The collective local responsibility of either surrendering the culprits or to pay the fine imposed in case the culprits and offenders were not known or not pointed out by the people of the concerned place, was an effective measure and tool for tracing the culprits and offenders and also for minimising the offences, thefts and other unwanted acts of such natures. It should be noted that in the early years of Abdul Wadud’s rule, the thieves were to be shot dead on the spot or where ever they were to be found.

Like civil administration, the military organisation of the State exhibited its own features. The financial system too had its own unique features under Abdul Wadud and Jahanzeb. The Ruler was the State’s exchequer. No officer, even the Wazir-e-Mal or Mashir-e-Mal, was entitled to draw a single rupee from the State treasury, except with the approval and signature of the Ruler. There was no limitation on the Ruler in disbursement from the State exchequer and there was no audit of him. In a sense the State and private revenue and income of the Ruler, especially during Abdul Wadud’s reign, was considered one and the same and so had been used in the same manner. Taxation was heavy, which was no doubt based on taxing the fruits of the private activities.

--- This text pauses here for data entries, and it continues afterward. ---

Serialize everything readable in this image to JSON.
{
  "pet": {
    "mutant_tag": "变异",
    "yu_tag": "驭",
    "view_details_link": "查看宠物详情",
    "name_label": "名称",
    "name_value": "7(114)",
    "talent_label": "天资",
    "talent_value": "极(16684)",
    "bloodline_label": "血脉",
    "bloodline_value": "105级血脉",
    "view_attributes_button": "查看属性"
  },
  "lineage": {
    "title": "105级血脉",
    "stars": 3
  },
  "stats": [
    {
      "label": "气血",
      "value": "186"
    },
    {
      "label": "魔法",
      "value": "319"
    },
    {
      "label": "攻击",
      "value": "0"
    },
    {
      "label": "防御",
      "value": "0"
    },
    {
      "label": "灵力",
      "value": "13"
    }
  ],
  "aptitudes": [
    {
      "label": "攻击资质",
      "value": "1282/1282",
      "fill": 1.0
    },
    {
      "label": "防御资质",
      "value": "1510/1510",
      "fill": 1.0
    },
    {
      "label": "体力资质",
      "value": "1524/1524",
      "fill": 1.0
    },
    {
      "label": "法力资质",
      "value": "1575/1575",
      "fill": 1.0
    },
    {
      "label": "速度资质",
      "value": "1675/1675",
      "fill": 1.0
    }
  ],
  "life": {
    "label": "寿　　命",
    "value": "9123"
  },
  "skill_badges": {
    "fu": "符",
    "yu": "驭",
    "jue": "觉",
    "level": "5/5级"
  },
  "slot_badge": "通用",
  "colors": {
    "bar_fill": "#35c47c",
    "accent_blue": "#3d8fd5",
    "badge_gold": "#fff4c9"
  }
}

The judicial system of Swat State was not Islamic in its essence as is commonly believed. It was a synthesis of the traditional codes, Islamic norms compatible with the traditional codes, and the commands, orders and words of the Ruler. The Ruler had the final authority and supremacy and the traditional codes held secondary status. Islamic law was subservient to both of them. The Ruler was neither bound to the Codes of Conduct nor Shariat. The system, however, was an effective one. The trials were quick and cheap, and the judgments were properly implemented. The cases were usually decided on first hearing or at the latest on the second.

Fredrik Barth nicely observes that the overall administrative system of the Swat State:

Represented a new and emergent structure, that its organization was not simply copied and introduced from elsewhere . . . . Here, it is sufficient to point to the absence of any neighbouring states with a similar organization. Certainly, most or perhaps all of the elements can be found represented in various organizations in the larger region: the bodyguard pattern shared with Dir, the tax auctioning known from Moghul India, the Tahsil divisions and officers of British India, the Islamic institution of ushur (ushar), etc. Abdul Jabbar Shah’s procedure for the swift creation of a popular Army may have been innovative-at least it was unknown to the Badshah . . . but it may well have been an introduction from Amb. But the essential structure of Swat State, which assured its survival, did not emulate the pattern of any other state: not the pluralistic and coercive Khanate of Dir . . . the intricate centralized feudalism of Chitral . . . the ritual absolutism of Hunza . . . or the colonial bureaucracy of British India.